Still on the first deck, I liked the large charcoals and painterly pieces by Walter Bartman, Director and Founder of the Yellow Barn, and certainly not an "emerging artist" in a sense, since he has taught art in the Bethesda, Maryland area for over thirty years and his work is in the collection of the Hirshhorn Museum and Scupture Garden Library Collections.
Painter Phyllis Mayes also stands out by her very well executed set of self portraits, nearly all of which explore some odd facial expression.
They are a genuine delight to the eye, both as a painterly exercise and also as an intelligent delivery vehicle for highly personal imagery presented for us to admire.
Note to Phyllis: You too need to enter the Outwin Boochever Portrait Competition and the deadline is Monday!
Last cool find on this floor was David Hagen's funny illustrations depicting all ranges of subjects, including my favorite, a rather large sized Batman, possibly after the Dark Knight discovered carbohydrates.
The second floor was a little tougher for the critic in me. There is some very decent pottery on this floor, and some very cool and interesting ideas, some delivered better than others. Among the best are Roger Cutler's brutal and funny assault on postmodernism.
His "Domestic object with natural patina" at $10,000 can easily be visualized in the top white cube galleries of New York and London, and even in the early days of Art Basel Miami Beach and Pulse Art Fair, before those fairs' directions were rudely re-directed by the tough economy and they both made an U-turn for art that stands a chance of actually being acquired by a collector - or am I the only one who has noticed how both ABMB and Pulse are now dominated by figurative/representational art?
Deborah Winram collects objects and then presents them in jars - as a set, they offer a powerful image. The presentation reminded me of a very similar display at the second AOM ever - the one that was held at the former Lowe's space in Tenleytown - where an artist whose name escapes me had a whole wall of jars with these cool transparencies of her photography inside each jar.
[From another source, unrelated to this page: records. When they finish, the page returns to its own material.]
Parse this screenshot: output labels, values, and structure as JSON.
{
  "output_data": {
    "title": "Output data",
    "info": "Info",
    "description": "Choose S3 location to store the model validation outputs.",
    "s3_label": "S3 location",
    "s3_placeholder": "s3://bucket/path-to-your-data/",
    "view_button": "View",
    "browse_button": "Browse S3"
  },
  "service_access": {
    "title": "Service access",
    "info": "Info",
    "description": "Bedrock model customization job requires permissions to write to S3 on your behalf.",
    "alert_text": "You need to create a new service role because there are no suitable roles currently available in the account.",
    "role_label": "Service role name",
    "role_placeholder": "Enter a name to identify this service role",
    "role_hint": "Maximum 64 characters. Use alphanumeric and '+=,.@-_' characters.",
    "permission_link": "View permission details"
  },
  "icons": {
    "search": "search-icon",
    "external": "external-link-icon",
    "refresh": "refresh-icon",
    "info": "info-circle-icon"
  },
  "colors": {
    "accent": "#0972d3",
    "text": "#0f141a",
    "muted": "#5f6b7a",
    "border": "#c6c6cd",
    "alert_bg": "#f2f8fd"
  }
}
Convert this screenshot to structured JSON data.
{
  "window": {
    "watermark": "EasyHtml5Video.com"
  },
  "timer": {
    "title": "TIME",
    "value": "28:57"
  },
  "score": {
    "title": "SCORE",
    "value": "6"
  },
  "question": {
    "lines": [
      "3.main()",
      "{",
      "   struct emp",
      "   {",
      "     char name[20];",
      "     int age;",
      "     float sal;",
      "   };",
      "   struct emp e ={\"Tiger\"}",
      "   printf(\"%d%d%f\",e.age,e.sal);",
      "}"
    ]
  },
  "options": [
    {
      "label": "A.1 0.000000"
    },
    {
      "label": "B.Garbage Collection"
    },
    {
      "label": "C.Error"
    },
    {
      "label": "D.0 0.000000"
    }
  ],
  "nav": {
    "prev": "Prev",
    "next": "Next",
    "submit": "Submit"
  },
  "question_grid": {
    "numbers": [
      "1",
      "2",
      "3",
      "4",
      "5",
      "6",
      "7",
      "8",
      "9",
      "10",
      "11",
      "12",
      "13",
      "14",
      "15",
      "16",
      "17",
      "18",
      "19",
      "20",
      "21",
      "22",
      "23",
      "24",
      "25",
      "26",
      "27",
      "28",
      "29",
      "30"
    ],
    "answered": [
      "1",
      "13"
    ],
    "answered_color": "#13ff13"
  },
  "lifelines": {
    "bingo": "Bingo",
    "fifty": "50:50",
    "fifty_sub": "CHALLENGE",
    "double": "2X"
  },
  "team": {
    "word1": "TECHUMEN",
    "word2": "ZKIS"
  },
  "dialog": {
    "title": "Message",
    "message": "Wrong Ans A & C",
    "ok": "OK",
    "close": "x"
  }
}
Wingram's power also lies in the presentation, which as a whole give us an insight into the found or collected objects displayed as art. I must wonder, however, on the dilution of this powerful piece if the pieces are meant to be acquired individually, as that would seem to dilute its associative presence.
The third floor's favorites were started by Keyleigh Montgomery's back lit photographic landscapes, but it was Jenny Wallace who wins this floor with a super flexing of artistic installation skills with her multi-effect installation in a very cool, somewhat macabre odd room to the left of the performing stage.
The basement is dominated by the exceptional work of Margaret Dowell and here she displays her "Sidi Flowchart" series. In these powerful pieces, Dowell depicts the effects of alcohol addition and eventual recovery on her friend Sidi, from childhood to the present. In the hands of a master painter such as Dowell is, the storyline delivers a punch to the visual senses that is hard to forget.
AOM Frederick is on through November 6 - go see it this weekend! The hours are Wednesdays & Thursdays, 11 am - 9 pm, Fridays & Saturdays, 11 am - 12 am and Sundays 12 pm - 6 pm.